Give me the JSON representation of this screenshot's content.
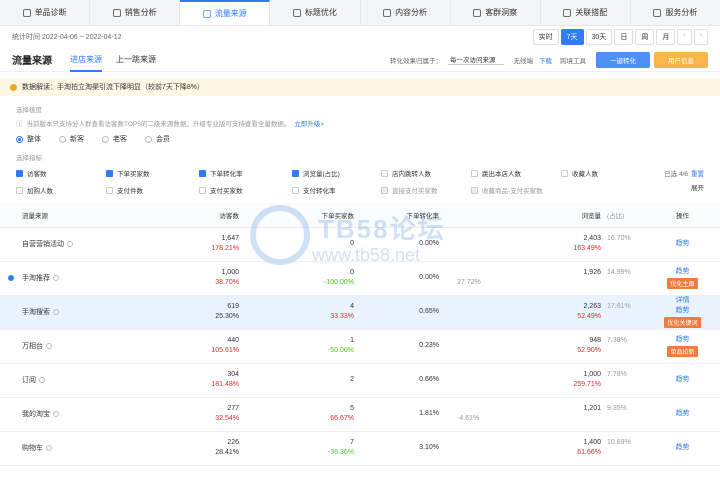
{
  "nav": [
    {
      "label": "单品诊断",
      "active": false
    },
    {
      "label": "销售分析",
      "active": false
    },
    {
      "label": "流量来源",
      "active": true
    },
    {
      "label": "标题优化",
      "active": false
    },
    {
      "label": "内容分析",
      "active": false
    },
    {
      "label": "客群洞察",
      "active": false
    },
    {
      "label": "关联搭配",
      "active": false
    },
    {
      "label": "服务分析",
      "active": false
    }
  ],
  "stats_period": "统计时间 2022-04-06 ~ 2022-04-12",
  "date_modes": [
    "实时",
    "7天",
    "30天",
    "日",
    "周",
    "月"
  ],
  "date_active": "7天",
  "section_title": "流量来源",
  "subtabs": [
    "进店来源",
    "上一跳来源"
  ],
  "conversion": {
    "label": "转化效果归属于：",
    "value": "每一次访问来源"
  },
  "terminal": "无线端",
  "download": "下载",
  "tools": "跨境工具",
  "btn_convert": "一键转化",
  "btn_user": "用户信息",
  "notice": "数据解读：手淘拍立淘渠引流下降明显（较前7天下降8%）",
  "filter_label": "选择极度",
  "upgrade_desc": "当前版本只支持分人群查看访客数TOP5的二级来源数据，升级专业版可支持查看全量数据。",
  "upgrade_link": "立即升级>",
  "crowd": [
    {
      "label": "整体",
      "on": true
    },
    {
      "label": "新客",
      "on": false
    },
    {
      "label": "老客",
      "on": false
    },
    {
      "label": "会员",
      "on": false
    }
  ],
  "metrics_label": "选择指标",
  "metrics": [
    {
      "label": "访客数",
      "state": "on"
    },
    {
      "label": "下单买家数",
      "state": "on"
    },
    {
      "label": "下单转化率",
      "state": "on"
    },
    {
      "label": "浏览量(占比)",
      "state": "on"
    },
    {
      "label": "店内跳转人数",
      "state": "off"
    },
    {
      "label": "跳出本店人数",
      "state": "off"
    },
    {
      "label": "收藏人数",
      "state": "off"
    },
    {
      "label": "加购人数",
      "state": "off"
    },
    {
      "label": "支付件数",
      "state": "off"
    },
    {
      "label": "支付买家数",
      "state": "off"
    },
    {
      "label": "支付转化率",
      "state": "off"
    },
    {
      "label": "直接支付买家数",
      "state": "dis"
    },
    {
      "label": "收藏商品-支付买家数",
      "state": "dis"
    }
  ],
  "selected_info": "已选 4/6",
  "reset": "重置",
  "collapse": "展开",
  "table": {
    "headers": [
      "流量来源",
      "访客数",
      "下单买家数",
      "下单转化率",
      "浏览量",
      "(占比)",
      "操作"
    ],
    "rows": [
      {
        "src": "自营营销活动",
        "marker": false,
        "hl": false,
        "visitors": "1,647",
        "visitors_c": "178.21%",
        "vc": "r",
        "buyers": "0",
        "buyers_c": "",
        "bc": "r",
        "rate": "0.00%",
        "rate_c": "",
        "rc": "r",
        "pv": "2,403",
        "pv_c": "163.49%",
        "pc": "r",
        "share": "16.70%",
        "ops": [
          "趋势"
        ],
        "tags": []
      },
      {
        "src": "手淘推荐",
        "marker": true,
        "hl": false,
        "visitors": "1,000",
        "visitors_c": "38.70%",
        "vc": "r",
        "buyers": "0",
        "buyers_c": "-100.00%",
        "bc": "g",
        "rate": "0.00%",
        "rate_c": "",
        "rc": "r",
        "pv": "1,926",
        "pv_c": "27.72%",
        "pc": "n",
        "share": "14.99%",
        "ops": [
          "趋势"
        ],
        "tags": [
          "优化主图"
        ]
      },
      {
        "src": "手淘搜索",
        "marker": false,
        "hl": true,
        "visitors": "619",
        "visitors_c": "25.30%",
        "vc": "n",
        "buyers": "4",
        "buyers_c": "33.33%",
        "bc": "r",
        "rate": "0.65%",
        "rate_c": "",
        "rc": "r",
        "pv": "2,263",
        "pv_c": "52.49%",
        "pc": "r",
        "share": "17.61%",
        "ops": [
          "详情",
          "趋势"
        ],
        "tags": [
          "优化关键词"
        ]
      },
      {
        "src": "万相台",
        "marker": false,
        "hl": false,
        "visitors": "440",
        "visitors_c": "105.61%",
        "vc": "r",
        "buyers": "1",
        "buyers_c": "-50.00%",
        "bc": "g",
        "rate": "0.23%",
        "rate_c": "",
        "rc": "r",
        "pv": "948",
        "pv_c": "52.90%",
        "pc": "r",
        "share": "7.38%",
        "ops": [
          "趋势"
        ],
        "tags": [
          "单品拉新"
        ]
      },
      {
        "src": "订阅",
        "marker": false,
        "hl": false,
        "visitors": "304",
        "visitors_c": "181.48%",
        "vc": "r",
        "buyers": "2",
        "buyers_c": "",
        "bc": "r",
        "rate": "0.66%",
        "rate_c": "",
        "rc": "r",
        "pv": "1,000",
        "pv_c": "259.71%",
        "pc": "r",
        "share": "7.78%",
        "ops": [
          "趋势"
        ],
        "tags": []
      },
      {
        "src": "我的淘宝",
        "marker": false,
        "hl": false,
        "visitors": "277",
        "visitors_c": "32.54%",
        "vc": "r",
        "buyers": "5",
        "buyers_c": "66.67%",
        "bc": "r",
        "rate": "1.81%",
        "rate_c": "",
        "rc": "r",
        "pv": "1,201",
        "pv_c": "-4.61%",
        "pc": "n",
        "share": "9.35%",
        "ops": [
          "趋势"
        ],
        "tags": []
      },
      {
        "src": "购物车",
        "marker": false,
        "hl": false,
        "visitors": "226",
        "visitors_c": "28.41%",
        "vc": "n",
        "buyers": "7",
        "buyers_c": "-36.36%",
        "bc": "g",
        "rate": "3.10%",
        "rate_c": "",
        "rc": "r",
        "pv": "1,400",
        "pv_c": "61.66%",
        "pc": "r",
        "share": "10.89%",
        "ops": [
          "趋势"
        ],
        "tags": []
      }
    ]
  },
  "watermark": {
    "title": "TB58论坛",
    "url": "www.tb58.net"
  }
}
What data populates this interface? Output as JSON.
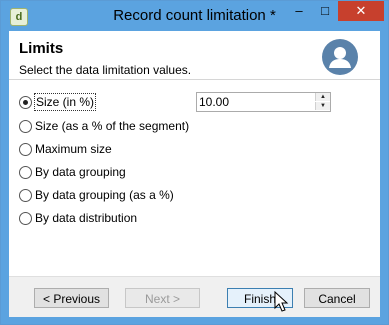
{
  "window": {
    "title": "Record count limitation *",
    "minimize_glyph": "–",
    "maximize_glyph": "□",
    "close_glyph": "✕",
    "app_icon_glyph": "d"
  },
  "header": {
    "title": "Limits",
    "subtitle": "Select the data limitation values.",
    "icon": "user-avatar-icon"
  },
  "options": [
    {
      "label": "Size (in %)",
      "checked": true
    },
    {
      "label": "Size (as a % of the segment)",
      "checked": false
    },
    {
      "label": "Maximum size",
      "checked": false
    },
    {
      "label": "By data grouping",
      "checked": false
    },
    {
      "label": "By data grouping (as a %)",
      "checked": false
    },
    {
      "label": "By data distribution",
      "checked": false
    }
  ],
  "size_value": "10.00",
  "buttons": {
    "previous_label": "< Previous",
    "next_label": "Next >",
    "finish_label": "Finish",
    "cancel_label": "Cancel"
  },
  "colors": {
    "titlebar": "#5ba3e0",
    "close_button": "#c7402d",
    "avatar": "#5a82aa"
  }
}
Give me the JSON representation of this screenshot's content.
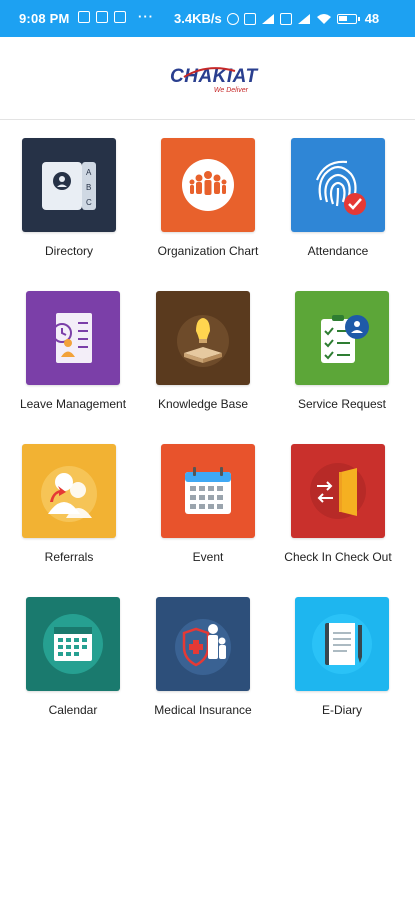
{
  "status_bar": {
    "time": "9:08 PM",
    "speed": "3.4KB/s",
    "battery": "48"
  },
  "app": {
    "logo_text": "CHAKIAT",
    "logo_tagline": "We Deliver"
  },
  "tiles": [
    {
      "label": "Directory",
      "icon": "directory-icon",
      "color": "#263247"
    },
    {
      "label": "Organization Chart",
      "icon": "organization-chart-icon",
      "color": "#e8612c"
    },
    {
      "label": "Attendance",
      "icon": "fingerprint-icon",
      "color": "#2f86d6"
    },
    {
      "label": "Leave Management",
      "icon": "leave-management-icon",
      "color": "#7b3fa8"
    },
    {
      "label": "Knowledge Base",
      "icon": "knowledge-base-icon",
      "color": "#5a3a1e"
    },
    {
      "label": "Service Request",
      "icon": "service-request-icon",
      "color": "#5ca638"
    },
    {
      "label": "Referrals",
      "icon": "referrals-icon",
      "color": "#f2b233"
    },
    {
      "label": "Event",
      "icon": "event-calendar-icon",
      "color": "#e8532c"
    },
    {
      "label": "Check In Check Out",
      "icon": "check-in-door-icon",
      "color": "#c9302c"
    },
    {
      "label": "Calendar",
      "icon": "calendar-icon",
      "color": "#1a7a6e"
    },
    {
      "label": "Medical Insurance",
      "icon": "medical-insurance-icon",
      "color": "#2d4f7a"
    },
    {
      "label": "E-Diary",
      "icon": "e-diary-icon",
      "color": "#1eb6ef"
    }
  ]
}
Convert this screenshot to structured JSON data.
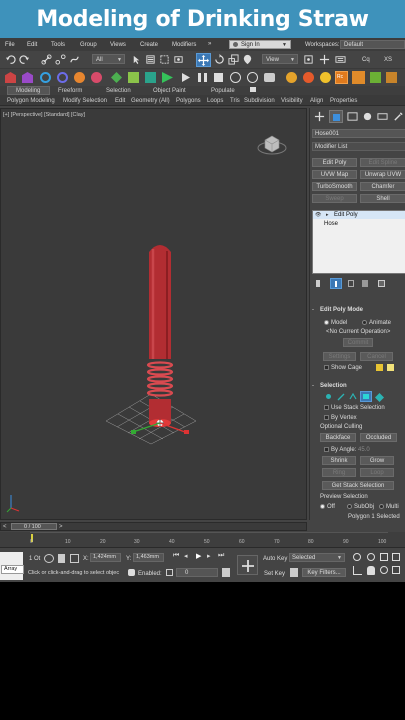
{
  "banner": {
    "title": "Modeling of Drinking Straw"
  },
  "menu": {
    "items": [
      "File",
      "Edit",
      "Tools",
      "Group",
      "Views",
      "Create",
      "Modifiers"
    ],
    "overflow": "»",
    "signin": "Sign In",
    "workspaces_label": "Workspaces:",
    "workspaces_value": "Default"
  },
  "toolbar": {
    "selection_filter": "All",
    "view_dropdown": "View",
    "coord_label": "3",
    "snap_label": "Cq",
    "xs_label": "XS",
    "rc_label": "Rc"
  },
  "ribbon": {
    "tabs": [
      "Modeling",
      "Freeform",
      "Selection",
      "Object Paint",
      "Populate"
    ],
    "subtabs": [
      "Polygon Modeling",
      "Modify Selection",
      "Edit",
      "Geometry (All)",
      "Polygons",
      "Loops",
      "Tris",
      "Subdivision",
      "Visibility",
      "Align",
      "Properties"
    ]
  },
  "viewport": {
    "label": "[+] [Perspective] [Standard] [Clay]",
    "object_color": "#b22d32"
  },
  "panel": {
    "object_name": "Hose001",
    "modifier_list": "Modifier List",
    "modifier_buttons": [
      "Edit Poly",
      "Edit Spline",
      "UVW Map",
      "Unwrap UVW",
      "TurboSmooth",
      "Chamfer",
      "Sweep",
      "Shell"
    ],
    "stack": [
      "Edit Poly",
      "Hose"
    ],
    "edit_poly_mode": {
      "title": "Edit Poly Mode",
      "model": "Model",
      "animate": "Animate",
      "no_op": "<No Current Operation>",
      "commit": "Commit",
      "settings": "Settings",
      "cancel": "Cancel",
      "show_cage": "Show Cage"
    },
    "selection": {
      "title": "Selection",
      "use_stack": "Use Stack Selection",
      "by_vertex": "By Vertex",
      "optional_culling": "Optional Culling",
      "backface": "Backface",
      "occluded": "Occluded",
      "by_angle": "By Angle:",
      "angle_value": "45.0",
      "shrink": "Shrink",
      "grow": "Grow",
      "ring": "Ring",
      "loop": "Loop",
      "get_stack": "Get Stack Selection",
      "preview": "Preview Selection",
      "off": "Off",
      "subobj": "SubObj",
      "multi": "Multi",
      "status": "Polygon 1 Selected"
    }
  },
  "timeline": {
    "frame": "0 / 100",
    "ticks": [
      "0",
      "10",
      "20",
      "30",
      "40",
      "50",
      "60",
      "70",
      "80",
      "90",
      "100"
    ]
  },
  "status": {
    "selected": "1 Ot",
    "script_label": "Array",
    "prompt": "Click or click-and-drag to select objec",
    "x_label": "X:",
    "x_value": "1,424mm",
    "y_label": "Y:",
    "y_value": "1,463mm",
    "enabled": "Enabled:",
    "frame_value": "0",
    "auto_key": "Auto Key",
    "set_key": "Set Key",
    "selected_dropdown": "Selected",
    "key_filters": "Key Filters..."
  }
}
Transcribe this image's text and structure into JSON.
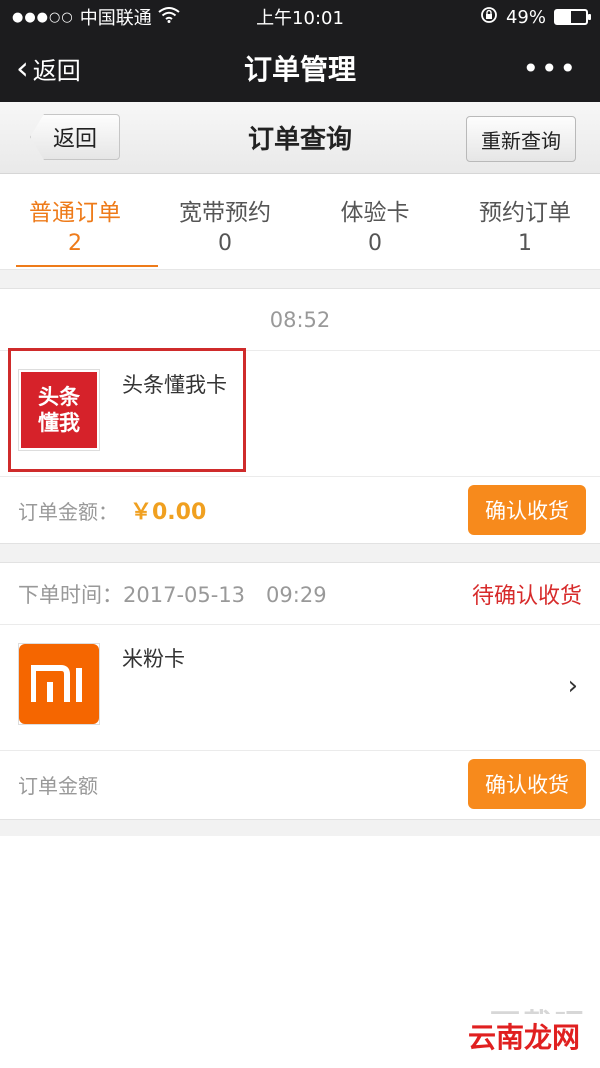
{
  "status_bar": {
    "carrier": "中国联通",
    "time": "上午10:01",
    "battery_text": "49%",
    "battery_level": 0.49
  },
  "nav": {
    "back_label": "返回",
    "title": "订单管理"
  },
  "sub_header": {
    "back_label": "返回",
    "title": "订单查询",
    "requery_label": "重新查询"
  },
  "tabs": [
    {
      "label": "普通订单",
      "count": "2"
    },
    {
      "label": "宽带预约",
      "count": "0"
    },
    {
      "label": "体验卡",
      "count": "0"
    },
    {
      "label": "预约订单",
      "count": "1"
    }
  ],
  "orders": [
    {
      "time_text": "08:52",
      "product_name": "头条懂我卡",
      "logo_text": "头条懂我",
      "amount_label": "订单金额：",
      "amount_value": "￥0.00",
      "action_label": "确认收货"
    },
    {
      "time_label": "下单时间：",
      "time_value": "2017-05-13　09:29",
      "status": "待确认收货",
      "product_name": "米粉卡",
      "amount_label": "订单金额",
      "action_label": "确认收货"
    }
  ],
  "watermark": {
    "top_text": "下载吧",
    "bottom_text": "云南龙网"
  },
  "colors": {
    "accent": "#ee7b1a",
    "button": "#f78a1c",
    "status_red": "#d72b2b",
    "highlight_box": "#cf2b2b",
    "toutiao_red": "#d6222a",
    "mi_orange": "#f56600"
  }
}
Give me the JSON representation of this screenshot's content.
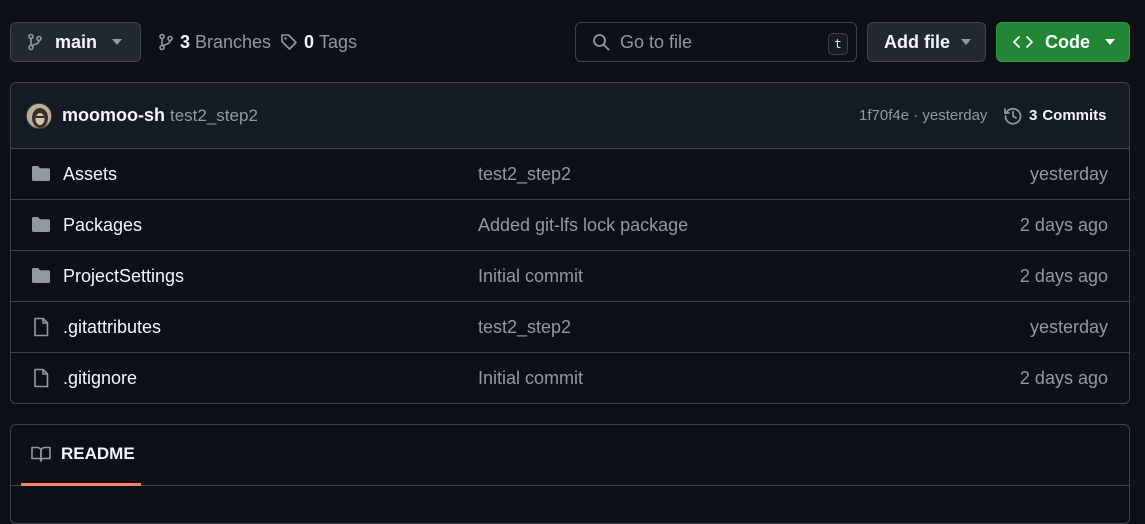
{
  "toolbar": {
    "branch": {
      "label": "main",
      "icon": "git-branch-icon"
    },
    "branches": {
      "count": "3",
      "label": "Branches",
      "icon": "git-branch-icon"
    },
    "tags": {
      "count": "0",
      "label": "Tags",
      "icon": "tag-icon"
    },
    "search": {
      "placeholder": "Go to file",
      "shortcut": "t",
      "icon": "search-icon"
    },
    "add_file": {
      "label": "Add file"
    },
    "code": {
      "label": "Code",
      "icon": "code-icon"
    }
  },
  "commit": {
    "author": "moomoo-sh",
    "message": "test2_step2",
    "hash": "1f70f4e",
    "separator": "·",
    "time": "yesterday",
    "commits_count": "3",
    "commits_label": "Commits",
    "icon": "history-icon"
  },
  "files": [
    {
      "type": "folder",
      "icon": "folder-icon",
      "name": "Assets",
      "message": "test2_step2",
      "date": "yesterday"
    },
    {
      "type": "folder",
      "icon": "folder-icon",
      "name": "Packages",
      "message": "Added git-lfs lock package",
      "date": "2 days ago"
    },
    {
      "type": "folder",
      "icon": "folder-icon",
      "name": "ProjectSettings",
      "message": "Initial commit",
      "date": "2 days ago"
    },
    {
      "type": "file",
      "icon": "file-icon",
      "name": ".gitattributes",
      "message": "test2_step2",
      "date": "yesterday"
    },
    {
      "type": "file",
      "icon": "file-icon",
      "name": ".gitignore",
      "message": "Initial commit",
      "date": "2 days ago"
    }
  ],
  "readme": {
    "tab_label": "README",
    "icon": "book-icon"
  },
  "colors": {
    "background": "#0d1117",
    "border": "#3d444d",
    "primary_button": "#238636",
    "tab_underline": "#f78166",
    "muted_text": "#9198a1"
  }
}
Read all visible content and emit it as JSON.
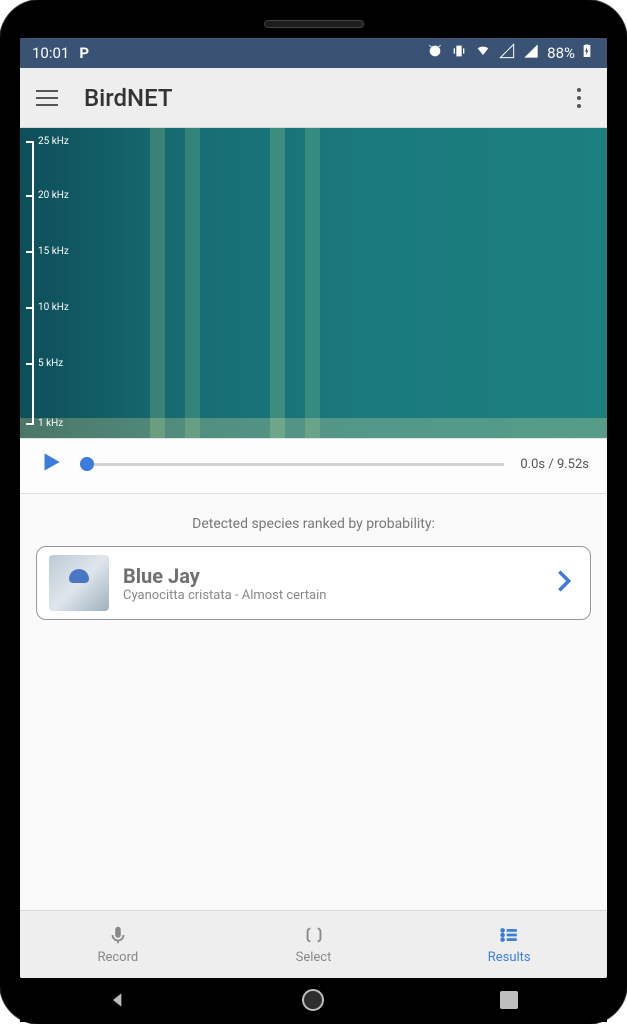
{
  "status": {
    "time": "10:01",
    "battery": "88%"
  },
  "appbar": {
    "title": "BirdNET"
  },
  "spectrogram": {
    "ticks": [
      "25 kHz",
      "20 kHz",
      "15 kHz",
      "10 kHz",
      "5 kHz",
      "1 kHz"
    ]
  },
  "player": {
    "time_display": "0.0s / 9.52s"
  },
  "results": {
    "header": "Detected species ranked by probability:",
    "items": [
      {
        "name": "Blue Jay",
        "subtitle": "Cyanocitta cristata - Almost certain"
      }
    ]
  },
  "tabs": {
    "record": "Record",
    "select": "Select",
    "results": "Results"
  }
}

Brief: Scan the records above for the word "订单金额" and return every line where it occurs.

Solution:
      "amount_label": "订单金额：",
      "amount_label": "订单金额",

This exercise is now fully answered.